Monday, November 27, 2023

NASA Beginning Work on Next Gen Mars Helicopter

NASA's headline for the story is cause for pause.  On the JPL's Mars exploration web page, they say, "NASA Uses Two Worlds to Test Future Mars Helicopter Designs."  Just a bit on the provocative side. 

Provocative but burying the lede a little.  I don't need to point out that the Ingenuity helicopter has been a rousing success; originally intended to test some concepts and make five test flights, the helicopter has flown 66 times and is ready for more.  That has led to extending the concepts to other missions and Next Generation helicopters, which leads to redesigning parts and systems of a deep space helicopter. That, in turn, requires testing new design approaches and the one they talk about the most in this JPL post is enlarging the helicopters' rotors.  

For the first time in history, two planets have been home to testing future aircraft designs. On this world, a new rotor that could be used with next-generation Mars helicopters was recently tested at NASA’s Jet Propulsion Laboratory in Southern California, spinning at near-supersonic speeds (0.95 Mach). Meanwhile, the agency’s Ingenuity Mars Helicopter has achieved new altitude and airspeed records on the Red Planet in the name of experimental flight testing.

"Our next-generation Mars helicopter testing has literally had the best of both worlds," said Teddy Tzanetos, Ingenuity’s project manager and manager for the Mars Sample Recovery Helicopters. "Here on Earth, you have all the instrumentation and hands-on immediacy you could hope for while testing new aircraft components. On Mars, you have the real off-world conditions you could never truly re-create here on Earth." That includes a whisper-thin atmosphere and significantly less gravity than on Earth.

I'll embed the short (1:12) video they have on their web site, but it's probably best just to look at it with the video stopped. Unsurprisingly, when the rotors are spinning, the blades aren't visible, so you'll get the clearest view of the twin rotors with the video stopped at either the beginning or the end, right around the 1:00 minute mark.  

Testing Next-Generation Mars Helicopter Rotors: A dual rotor system for the next generation of Mars helicopters is tested in the 25-Foot Space Simulator at NASA's Jet Propulsion Laboratory on Sept.15. Longer and stronger than those used on the Ingenuity Mars Helicopter, the carbon-fiber blades reached near-supersonic speeds during testing. Credits: NASA/JPL-Caltech.

The blades being tested in the video are 1.3 meters in diameter, nearly 51 inches. That's just about four inches larger than Ingenuity's rotors with greater strength and a different design. NASA thinks these blades could enable bigger, more capable Mars helicopters. The challenge is that as the blade tips approach supersonic speeds, vibration-causing turbulence can quickly get out of hand.

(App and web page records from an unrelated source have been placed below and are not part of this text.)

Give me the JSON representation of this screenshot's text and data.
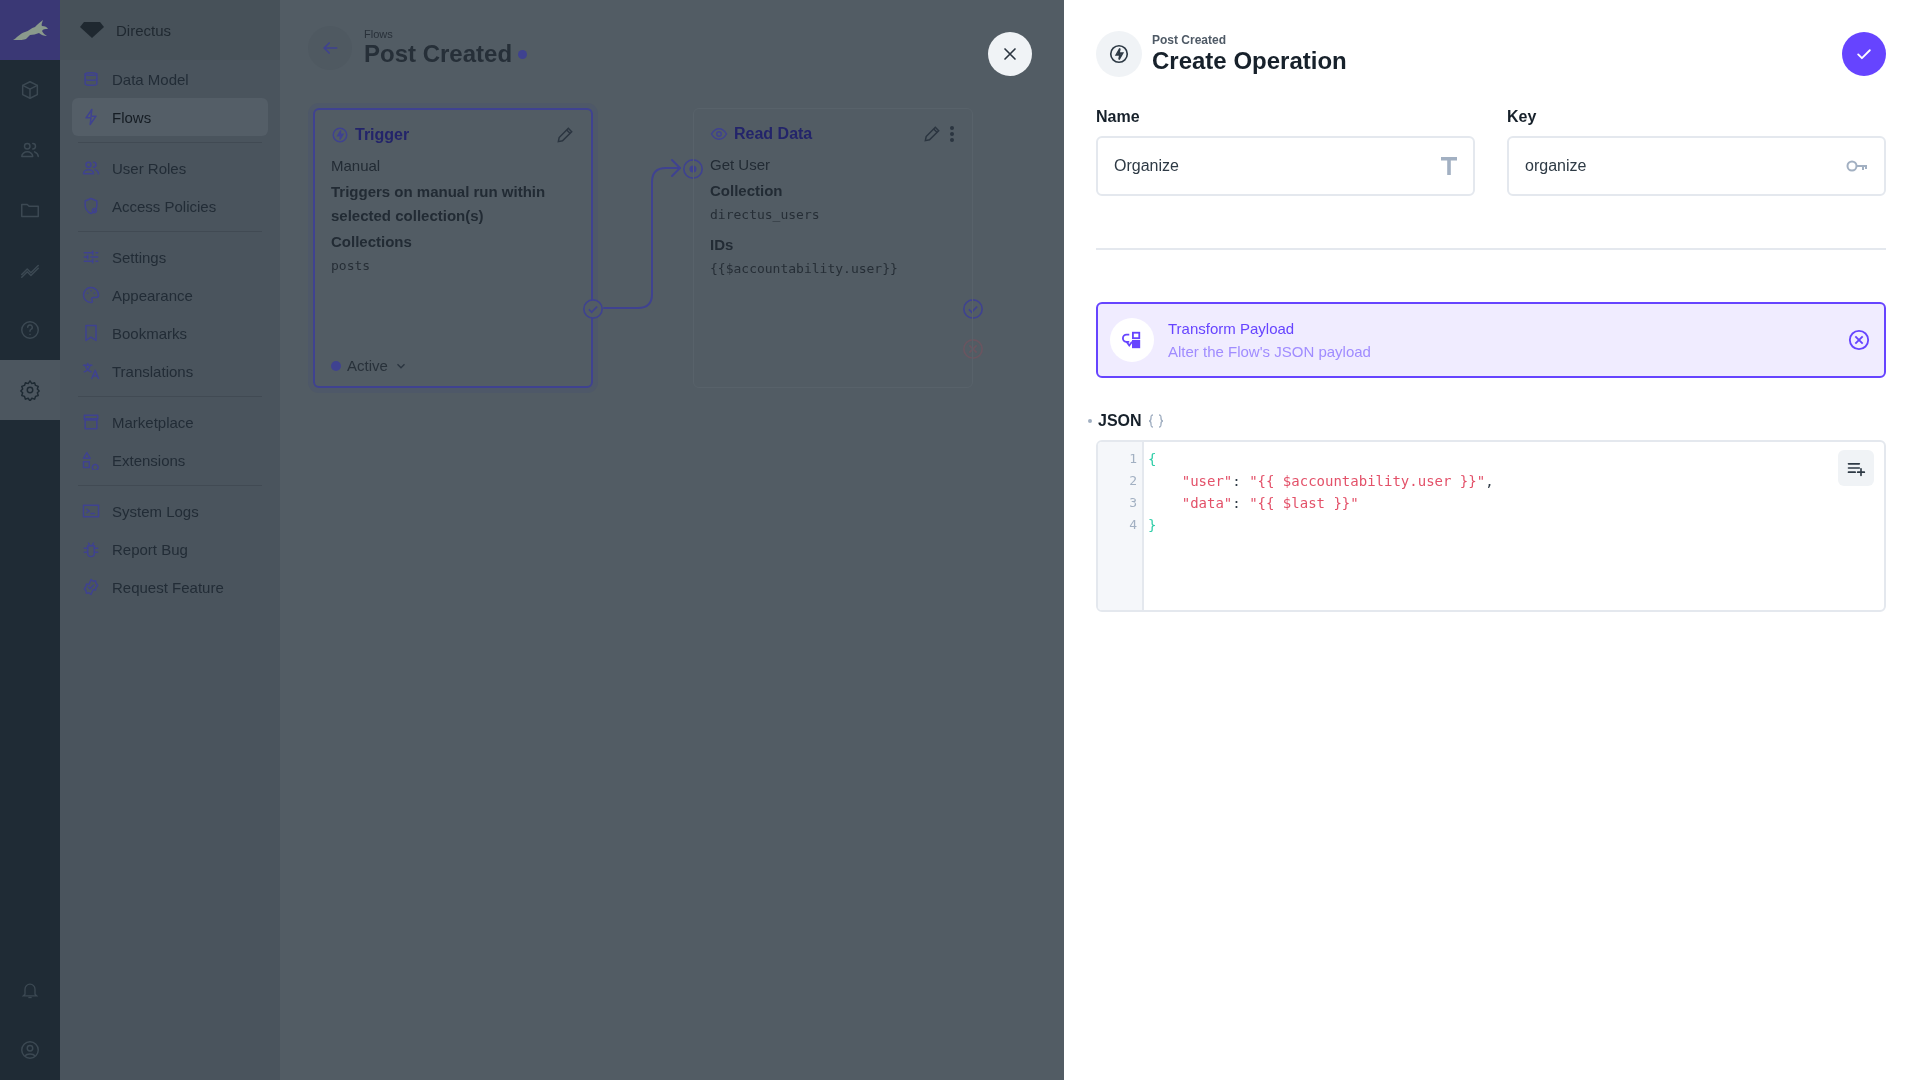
{
  "module_bar": {
    "brand": {
      "selected": true
    },
    "modules": [
      {
        "selected": false
      },
      {
        "selected": false
      },
      {
        "selected": false
      },
      {
        "selected": false
      },
      {
        "selected": false
      },
      {
        "selected": true
      }
    ]
  },
  "nav": {
    "project": "Directus",
    "groups": [
      [
        {
          "label": "Data Model",
          "selected": false
        },
        {
          "label": "Flows",
          "selected": true
        }
      ],
      [
        {
          "label": "User Roles",
          "selected": false
        },
        {
          "label": "Access Policies",
          "selected": false
        }
      ],
      [
        {
          "label": "Settings",
          "selected": false
        },
        {
          "label": "Appearance",
          "selected": false
        },
        {
          "label": "Bookmarks",
          "selected": false
        },
        {
          "label": "Translations",
          "selected": false
        }
      ],
      [
        {
          "label": "Marketplace",
          "selected": false
        },
        {
          "label": "Extensions",
          "selected": false
        }
      ],
      [
        {
          "label": "System Logs",
          "selected": false
        },
        {
          "label": "Report Bug",
          "selected": false
        },
        {
          "label": "Request Feature",
          "selected": false
        }
      ]
    ]
  },
  "flow": {
    "breadcrumb": "Flows",
    "title": "Post Created",
    "unsaved": true,
    "trigger": {
      "title": "Trigger",
      "fields": [
        {
          "kind": "text",
          "text": "Manual"
        },
        {
          "kind": "label",
          "text": "Triggers on manual run within selected collection(s)"
        },
        {
          "kind": "label",
          "text": "Collections"
        },
        {
          "kind": "value",
          "text": "posts"
        }
      ],
      "status": "Active"
    },
    "operation": {
      "title": "Read Data",
      "fields": [
        {
          "kind": "text",
          "text": "Get User"
        },
        {
          "kind": "label",
          "text": "Collection"
        },
        {
          "kind": "value",
          "text": "directus_users"
        },
        {
          "kind": "label",
          "text": "IDs"
        },
        {
          "kind": "value",
          "text": "{{$accountability.user}}"
        }
      ]
    }
  },
  "drawer": {
    "breadcrumb": "Post Created",
    "title": "Create Operation",
    "fields": [
      {
        "label": "Name",
        "value": "Organize",
        "kind": "text"
      },
      {
        "label": "Key",
        "value": "organize",
        "kind": "key"
      }
    ],
    "operation_type": {
      "name": "Transform Payload",
      "description": "Alter the Flow's JSON payload"
    },
    "json": {
      "label": "JSON",
      "required": true,
      "lines": [
        {
          "number": "1",
          "tokens": [
            {
              "kind": "brace",
              "text": "{"
            }
          ]
        },
        {
          "number": "2",
          "tokens": [
            {
              "kind": "key",
              "text": "\"user\""
            },
            {
              "kind": "punct",
              "text": ": "
            },
            {
              "kind": "string",
              "text": "\"{{ $accountability.user }}\""
            },
            {
              "kind": "punct",
              "text": ","
            }
          ]
        },
        {
          "number": "3",
          "tokens": [
            {
              "kind": "key",
              "text": "\"data\""
            },
            {
              "kind": "punct",
              "text": ": "
            },
            {
              "kind": "string",
              "text": "\"{{ $last }}\""
            }
          ]
        },
        {
          "number": "4",
          "tokens": [
            {
              "kind": "brace",
              "text": "}"
            }
          ]
        }
      ]
    }
  }
}
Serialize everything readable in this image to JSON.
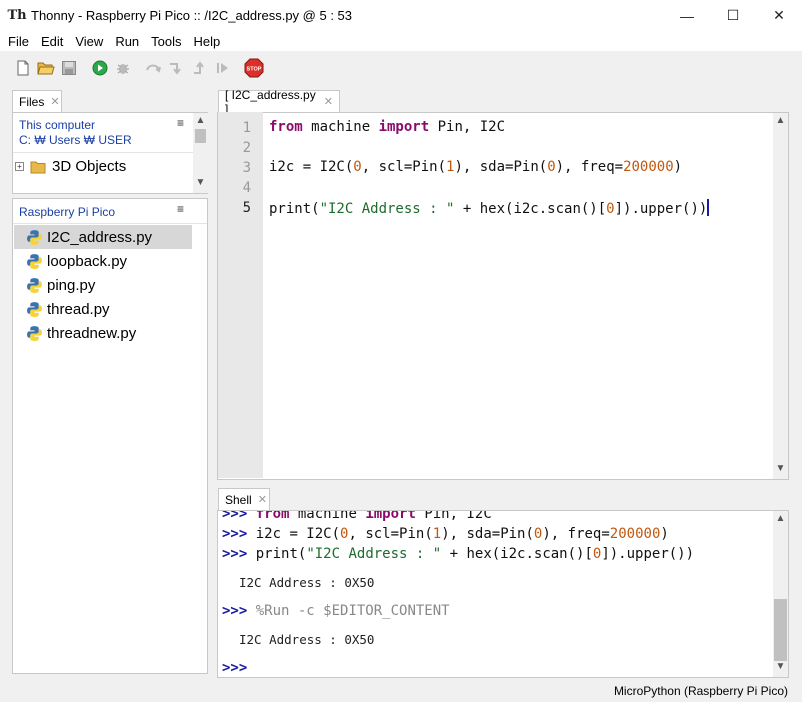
{
  "window": {
    "title": "Thonny  -  Raspberry Pi Pico :: /I2C_address.py  @  5 : 53",
    "app_icon": "Th",
    "minimize": "—",
    "maximize": "☐",
    "close": "✕"
  },
  "menu": [
    "File",
    "Edit",
    "View",
    "Run",
    "Tools",
    "Help"
  ],
  "toolbar": {
    "icons": [
      "new-file-icon",
      "open-folder-icon",
      "save-icon",
      "run-icon",
      "debug-icon",
      "step-over-icon",
      "step-into-icon",
      "step-out-icon",
      "resume-icon",
      "stop-icon"
    ],
    "stop_label": "STOP"
  },
  "files_panel": {
    "tab_label": "Files",
    "computer_header": "This computer",
    "computer_path": "C: ₩ Users ₩ USER",
    "computer_items": [
      {
        "name": "3D Objects"
      }
    ],
    "pico_header": "Raspberry Pi Pico",
    "pico_items": [
      {
        "name": "I2C_address.py",
        "selected": true
      },
      {
        "name": "loopback.py"
      },
      {
        "name": "ping.py"
      },
      {
        "name": "thread.py"
      },
      {
        "name": "threadnew.py"
      }
    ]
  },
  "editor": {
    "tab_label": "[ I2C_address.py ]",
    "line_numbers": [
      "1",
      "2",
      "3",
      "4",
      "5"
    ],
    "current_line": "5",
    "lines": [
      [
        {
          "t": "from",
          "c": "kw"
        },
        {
          "t": " machine ",
          "c": ""
        },
        {
          "t": "import",
          "c": "kw"
        },
        {
          "t": " Pin, I2C",
          "c": ""
        }
      ],
      [],
      [
        {
          "t": "i2c = I2C(",
          "c": ""
        },
        {
          "t": "0",
          "c": "num"
        },
        {
          "t": ", scl=Pin(",
          "c": ""
        },
        {
          "t": "1",
          "c": "num"
        },
        {
          "t": "), sda=Pin(",
          "c": ""
        },
        {
          "t": "0",
          "c": "num"
        },
        {
          "t": "), freq=",
          "c": ""
        },
        {
          "t": "200000",
          "c": "num"
        },
        {
          "t": ")",
          "c": ""
        }
      ],
      [],
      [
        {
          "t": "print(",
          "c": ""
        },
        {
          "t": "\"I2C Address : \"",
          "c": "str"
        },
        {
          "t": " + hex(i2c.scan()[",
          "c": ""
        },
        {
          "t": "0",
          "c": "num"
        },
        {
          "t": "]).upper())",
          "c": ""
        }
      ]
    ]
  },
  "shell": {
    "tab_label": "Shell",
    "prompt": ">>>",
    "cmd1": [
      {
        "t": "from",
        "c": "kw"
      },
      {
        "t": " machine ",
        "c": ""
      },
      {
        "t": "import",
        "c": "kw"
      },
      {
        "t": " Pin, I2C",
        "c": ""
      }
    ],
    "cmd2": [
      {
        "t": "i2c = I2C(",
        "c": ""
      },
      {
        "t": "0",
        "c": "num"
      },
      {
        "t": ", scl=Pin(",
        "c": ""
      },
      {
        "t": "1",
        "c": "num"
      },
      {
        "t": "), sda=Pin(",
        "c": ""
      },
      {
        "t": "0",
        "c": "num"
      },
      {
        "t": "), freq=",
        "c": ""
      },
      {
        "t": "200000",
        "c": "num"
      },
      {
        "t": ")",
        "c": ""
      }
    ],
    "cmd3": [
      {
        "t": "print(",
        "c": ""
      },
      {
        "t": "\"I2C Address : \"",
        "c": "str"
      },
      {
        "t": " + hex(i2c.scan()[",
        "c": ""
      },
      {
        "t": "0",
        "c": "num"
      },
      {
        "t": "]).upper())",
        "c": ""
      }
    ],
    "output1": "I2C Address : 0X50",
    "run_cmd": "%Run -c $EDITOR_CONTENT",
    "output2": "I2C Address : 0X50"
  },
  "status": {
    "interpreter": "MicroPython (Raspberry Pi Pico)"
  },
  "colors": {
    "keyword": "#8a0a6a",
    "number": "#c2570e",
    "string": "#1d6b2d",
    "prompt": "#1a1aa0"
  }
}
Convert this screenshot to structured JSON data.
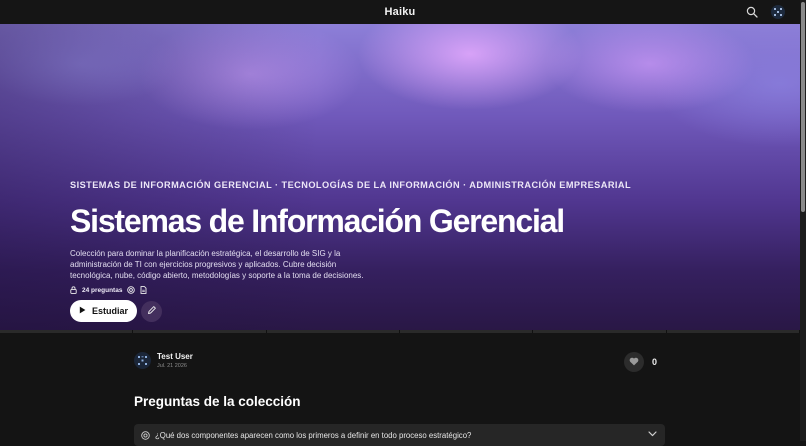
{
  "app": {
    "title": "Haiku"
  },
  "header": {
    "search_icon": "search-icon",
    "avatar_icon": "avatar-icon"
  },
  "hero": {
    "categories": "SISTEMAS DE INFORMACIÓN GERENCIAL · TECNOLOGÍAS DE LA INFORMACIÓN · ADMINISTRACIÓN EMPRESARIAL",
    "title": "Sistemas de Información Gerencial",
    "description": "Colección para dominar la planificación estratégica, el desarrollo de SIG y la administración de TI con ejercicios progresivos y aplicados. Cubre decisión tecnológica, nube, código abierto, metodologías y soporte a la toma de decisiones.",
    "question_count": "24 preguntas",
    "study_label": "Estudiar",
    "colors": {
      "gradient_top": "#8d7fd8",
      "gradient_bottom": "#291745",
      "highlight": "#e6aaff"
    }
  },
  "author": {
    "name": "Test User",
    "date": "Jul. 21 2026"
  },
  "likes": {
    "count": "0"
  },
  "section": {
    "title": "Preguntas de la colección"
  },
  "questions": [
    {
      "text": "¿Qué dos componentes aparecen como los primeros a definir en todo proceso estratégico?"
    }
  ]
}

"We spun our blades up to 3,500 rpm, which is 750 revolutions per minute faster than the Ingenuity blades have gone," said Tyler Del Sesto, Sample Recovery Helicopter deputy test conductor at JPL. "These more efficient blades are now more than a hypothetical exercise. They are ready to fly."

At around the same time, and about 100 million miles (161 million kilometers) away, Ingenuity was being commanded to try things the Mars Helicopter team never imagined they would get to do.

During the past nine months, JPL controllers have doubled Ingenuity's max airspeed and altitude, increased their rate of vertical and horizontal acceleration, and even learned to land slower.  The helicopter was designed to touch down on the surface at a relatively quick 2.2 mph.  That was so its onboard sensors could easily confirm touchdown and shut down the rotors before it could bounce back up. A helicopter that lands more slowly could be designed with lighter landing gear. So three flights (57-59) tested landing at 25% slower speeds with no difficulties. 

The chamber the rotors have been tested in is about as famous as a thermal/vacuum test chamber can be, having tested such probes as the Surveyor lunar landers in the 1960s, Voyager and Cassini.  While it can approach the vacuum of deep space, it can't reduce gravity to test things like the landings.  That's where it's valuable to be able to test some things with Ingenuity out on the "the Fourth Rock from the sun."

1 comment:

  1. They test as best as they can, but in the end ya gotta push the baby bird out of the nest to see how it perform.
    Ingenuity has been a roaring success, and here's to continued success!